Many business forums, podcasts, and books talk about team performance and its impact on your business’ bottom line. One thing that is less discussed is CLIENT performance. When it comes to law firm clients, one clear distinction is vital to get a handle on the profitability of your law firm and grasp which are the best clients to help further your business.
One of the ways to analyze client performance is by getting a handle on your realization rates. Realization rate means more than billable hours. Understanding how to track, analyze and get the most out of your realization rate is vital and plays into the overall picture of client performance.
Realization Rates Defined
As a law firm owner, you are likely very familiar with this term, but it is always best to clearly define our terms before drilling down. Realization rate measures the difference between what you record as time and what percentage of that time is paid by the client. If you work 16 billable hours for a client, but four of those hours get written off or challenged, you have a 75-percent realization rate because the client is actually paying for only 12 hours.

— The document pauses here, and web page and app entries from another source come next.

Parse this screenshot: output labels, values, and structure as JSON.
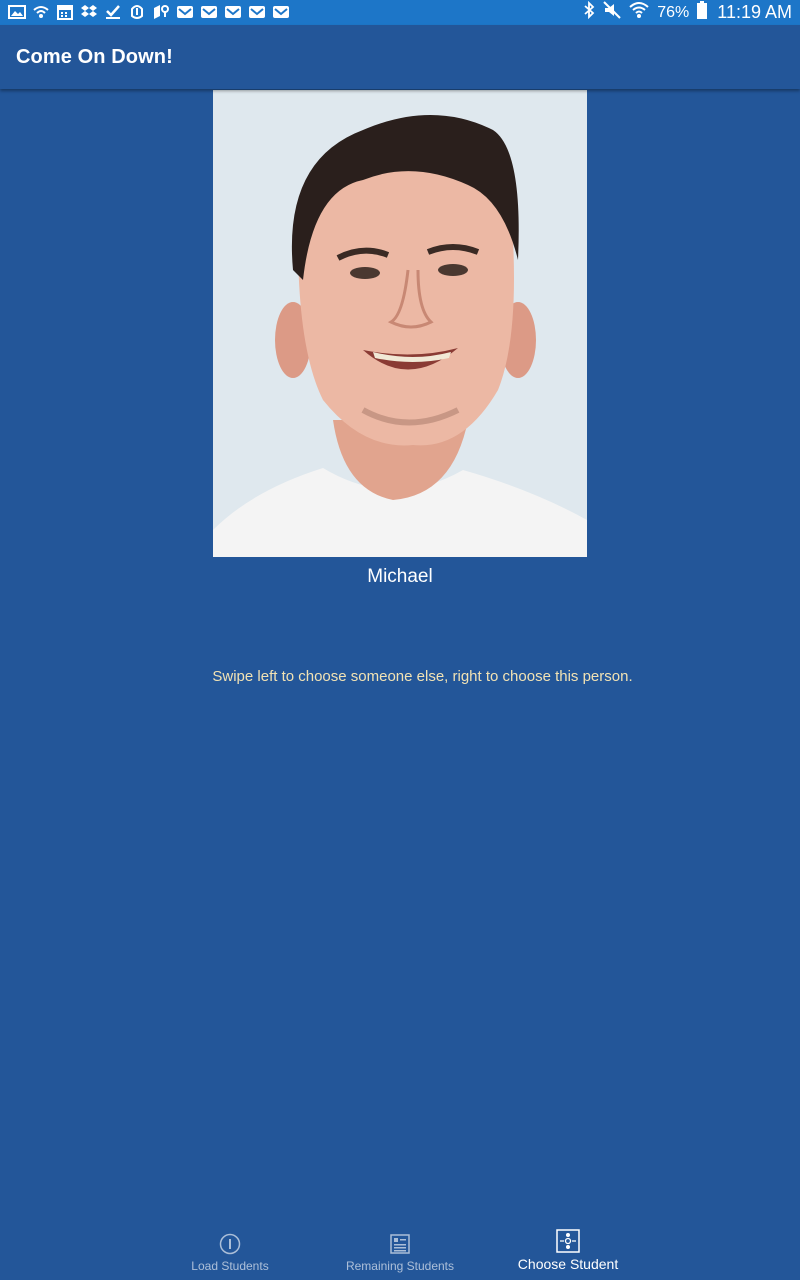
{
  "status_bar": {
    "left_icons": [
      "image-icon",
      "wifi-hotspot-icon",
      "calendar-icon",
      "dropbox-icon",
      "check-icon",
      "fingerprint-icon",
      "location-icon",
      "gmail-icon",
      "gmail-icon",
      "gmail-icon",
      "gmail-icon",
      "gmail-icon"
    ],
    "right_icons": [
      "bluetooth-icon",
      "mute-icon",
      "wifi-icon",
      "battery-icon"
    ],
    "battery": "76%",
    "time": "11:19 AM",
    "background_color": "#1d76c8"
  },
  "app_bar": {
    "title": "Come On Down!",
    "background_color": "#235699"
  },
  "student": {
    "name": "Michael"
  },
  "instruction": "Swipe left to choose someone else, right to choose this person.",
  "bottom_nav": {
    "items": [
      {
        "label": "Load Students",
        "icon": "info-icon",
        "active": false
      },
      {
        "label": "Remaining Students",
        "icon": "list-icon",
        "active": false
      },
      {
        "label": "Choose Student",
        "icon": "choose-student-icon",
        "active": true
      }
    ]
  },
  "colors": {
    "background": "#235699",
    "instruction_text": "#f1e2b4"
  }
}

Effectively Tracking Realization Rate
Before we talk about changing your realization rate, we must first ensure it is accurately recorded and analyzed. This is where your software choices come into play. What are you using to track the accounting for your firm? Is it QuickBooks or another generic accounting system? Those can be great as a backbone, but in order to effectively track crucial KPIs in your firm, you will need an industry-specific software built to complement and integrate with your accounting program.

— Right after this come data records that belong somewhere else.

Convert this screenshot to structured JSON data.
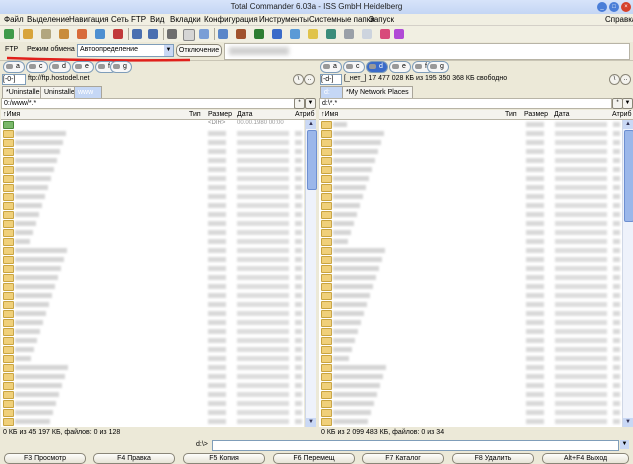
{
  "window": {
    "title": "Total Commander 6.03a - ISS GmbH Heidelberg"
  },
  "menu": {
    "items": [
      "Файл",
      "Выделение",
      "Навигация",
      "Сеть",
      "FTP",
      "Вид",
      "Вкладки",
      "Конфигурация",
      "Инструменты",
      "Системные папки",
      "Запуск"
    ],
    "help": "Справка"
  },
  "ftp": {
    "label": "FTP",
    "mode_label": "Режим обмена",
    "mode_value": "Автоопределение",
    "disconnect_label": "Отключение"
  },
  "left_panel": {
    "drive_select": "[-0-]",
    "location": "ftp://ftp.hostodel.net",
    "tabs": [
      "*Uninstaller",
      "Uninstaller",
      "www"
    ],
    "active_tab": 2,
    "path": "0:/www/*.*",
    "headers": {
      "name": "↑Имя",
      "type": "Тип",
      "size": "Размер",
      "date": "Дата",
      "attr": "Атриб"
    },
    "first_row": {
      "size": "<DIR>",
      "date": "00.00.1980 00:00"
    },
    "status": "0 КБ из 45 197 КБ, файлов: 0 из 128"
  },
  "right_panel": {
    "drive_select": "[-d-]",
    "volume_info": "[_нет_]  17 477 028 КБ из 195 350 368 КБ свободно",
    "tabs": [
      "d:",
      "*My Network Places"
    ],
    "active_tab": 0,
    "path": "d:\\*.*",
    "headers": {
      "name": "↑Имя",
      "type": "Тип",
      "size": "Размер",
      "date": "Дата",
      "attr": "Атриб"
    },
    "status": "0 КБ из 2 099 483 КБ, файлов: 0 из 34"
  },
  "drives": {
    "left": [
      "a",
      "c",
      "d",
      "e",
      "f",
      "g"
    ],
    "right": [
      "a",
      "c",
      "d",
      "e",
      "f",
      "g"
    ],
    "selected": "d"
  },
  "command_line": {
    "prompt": "d:\\>",
    "value": ""
  },
  "function_keys": [
    "F3 Просмотр",
    "F4 Правка",
    "F5 Копия",
    "F6 Перемещ",
    "F7 Каталог",
    "F8 Удалить",
    "Alt+F4 Выход"
  ],
  "colors": {
    "title_bg": "#c9d9f4",
    "selection": "#3a6bc9",
    "folder": "#f0d07a",
    "annotation": "#e0201b"
  }
}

Katina Peters, our resident legal expert, recently wrote a blog featured on UpTime Legal Systems that dives a little further into important KPIs and software considerations.

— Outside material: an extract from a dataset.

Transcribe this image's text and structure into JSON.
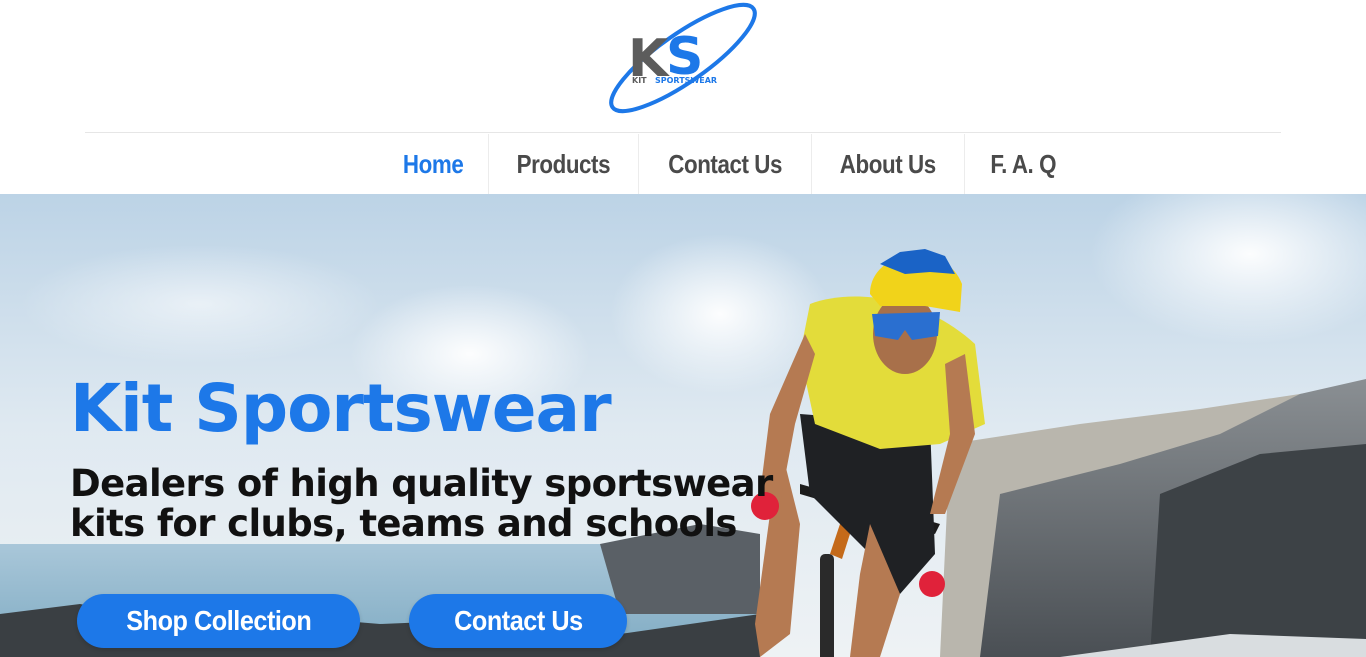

Raising Your Realization Rate
If you’ve already been tracking these numbers, you may be wondering, “How do I raise our realization rate?” Begin by investing in the client. It’s crucial to come from a mindset of serving your clients and providing what’s in their best interest, while also communicating the value they are receiving, so they truly understand the benefit. Any variance in their perception of value can lead to the client refusing to pay for time rendered or asking for a reduction in fees. The more you know about your client, the less likely you are to miss the mark on billable hours. Plus, clients appreciate a personal touch and want to feel that you are advocating for them. If they understand that you have their best interest at heart, they will be less likely to challenge your work.
It is also important to make sure all billing practices are consistent in your firm. Ensure all attorneys are keeping to the established timeline and noting all conversations with the client regarding bill structure. Before taking on a client or project, set the expectations for number of hours that should be spent and clearly communicate billing expectations to the client up front.
When to fire a client?
It’s important to empower your clients, giving them a breakdown of the value you are providing. It is normal for them to want to know what they are paying for, and the responsibility to communicate that value falls on your firm. The cost of your services goes beyond hours alone and are also a reflection of your firm’s expertise and the complexity of the case among other factors. If a client is continually asking to write time off or challenging the value of billable hours, it may be time to let them go.
Finding the right client to help reach your realization goals starts with attitude and performance. Connecting with a client is paramount, so go into every meeting with an open mind and be a good listener. Pay attention to details and determine if a client is sincere in their expectations. It might take more than an initial meeting, but clients’ questions will tip their hand. Are they looking to write time off immediately? Are they asking for shortcuts or loopholes? Do they truly see the value in the work you are doing for them and the expertise you have to offer? Any uneasiness should be noted and could ultimately lead to declining to represent the client.
Using Concrete Numbers to Drive Growth
Going beyond how you feel when you work with that client, which can be subjective, realization rates are more concrete and can give a good snapshot of the profitability of each case. These are your billable hours and your time is valuable.
Another aspect to consider is that, statistically, smaller more difficult clients cost much more administratively while simultaneously distracting your firm from performing well for your good clients. Taking the time to analyze the number of clients in each stratum of revenue can help your firm decide what clients are providing the profit to move your firm forward. This provides valuable marketing insights for advertising spend as well. Are businesses in a certain industry a really great match? Now you have a new focus and can gain more of your most ideal, profitable clients. Making the time to analyze these numbers and think strategically about the results will help to retain quality clients, enhance your credibility and help your firm grow.